Top of Study material

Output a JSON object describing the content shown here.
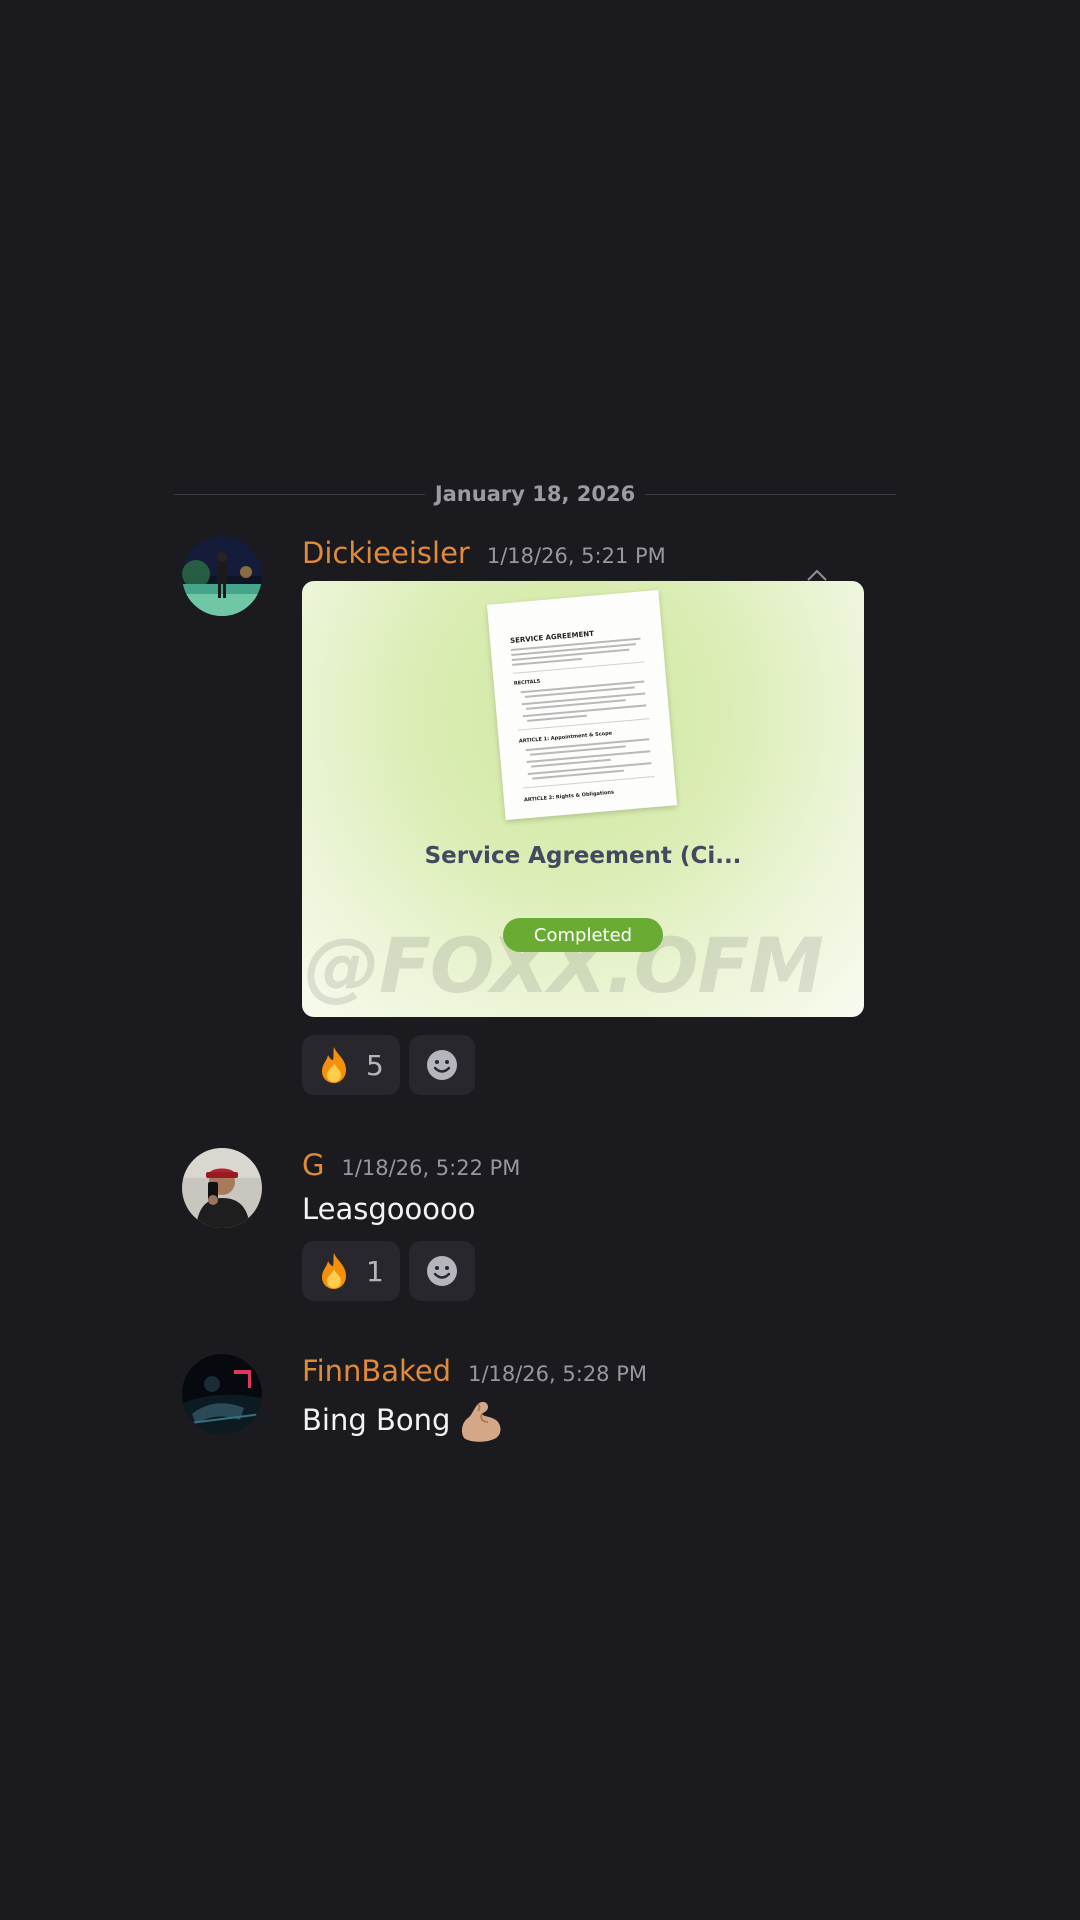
{
  "date_divider": "January 18, 2026",
  "colors": {
    "background": "#1b1a1f",
    "username": "#e08a3b",
    "timestamp": "#97989f",
    "reaction_bg": "#27272d",
    "badge_green": "#6aab33"
  },
  "messages": [
    {
      "username": "Dickieeisler",
      "timestamp": "1/18/26, 5:21 PM",
      "avatar_icon": "avatar-photo-pool-night",
      "attachment": {
        "title": "Service Agreement (Ci...",
        "status": "Completed",
        "watermark": "@FOXX.OFM",
        "document": {
          "heading": "SERVICE AGREEMENT",
          "section1": "RECITALS",
          "section2": "ARTICLE 1: Appointment & Scope",
          "section3": "ARTICLE 2: Rights & Obligations"
        }
      },
      "reactions": [
        {
          "emoji": "🔥",
          "icon": "fire-icon",
          "count": "5"
        }
      ],
      "add_reaction_icon": "add-reaction-smiley-icon"
    },
    {
      "username": "G",
      "timestamp": "1/18/26, 5:22 PM",
      "avatar_icon": "avatar-photo-mirror-selfie",
      "text": "Leasgooooo",
      "reactions": [
        {
          "emoji": "🔥",
          "icon": "fire-icon",
          "count": "1"
        }
      ],
      "add_reaction_icon": "add-reaction-smiley-icon"
    },
    {
      "username": "FinnBaked",
      "timestamp": "1/18/26, 5:28 PM",
      "avatar_icon": "avatar-photo-car-interior",
      "text": "Bing Bong",
      "text_emoji": "💪🏼"
    }
  ]
}
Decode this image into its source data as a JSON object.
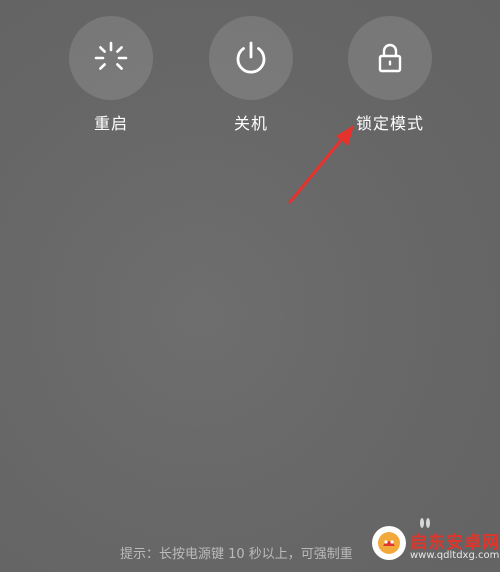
{
  "actions": {
    "restart": {
      "label": "重启",
      "icon": "restart-spinner-icon"
    },
    "power": {
      "label": "关机",
      "icon": "power-icon"
    },
    "lock": {
      "label": "锁定模式",
      "icon": "lock-icon"
    }
  },
  "hint": "提示：长按电源键 10 秒以上，可强制重",
  "annotation": {
    "icon": "red-arrow-icon",
    "color": "#e5322d"
  },
  "watermark": {
    "title": "启东安卓网",
    "url": "www.qdltdxg.com",
    "icon": "watermark-logo-icon",
    "color": "#e0352b"
  },
  "colors": {
    "background": "#6a6a6a",
    "button_circle": "rgba(255,255,255,0.13)",
    "text": "#ffffff"
  }
}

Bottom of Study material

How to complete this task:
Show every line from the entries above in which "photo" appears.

Solution for this task:
      "avatar_icon": "avatar-photo-pool-night",
      "avatar_icon": "avatar-photo-mirror-selfie",
      "avatar_icon": "avatar-photo-car-interior",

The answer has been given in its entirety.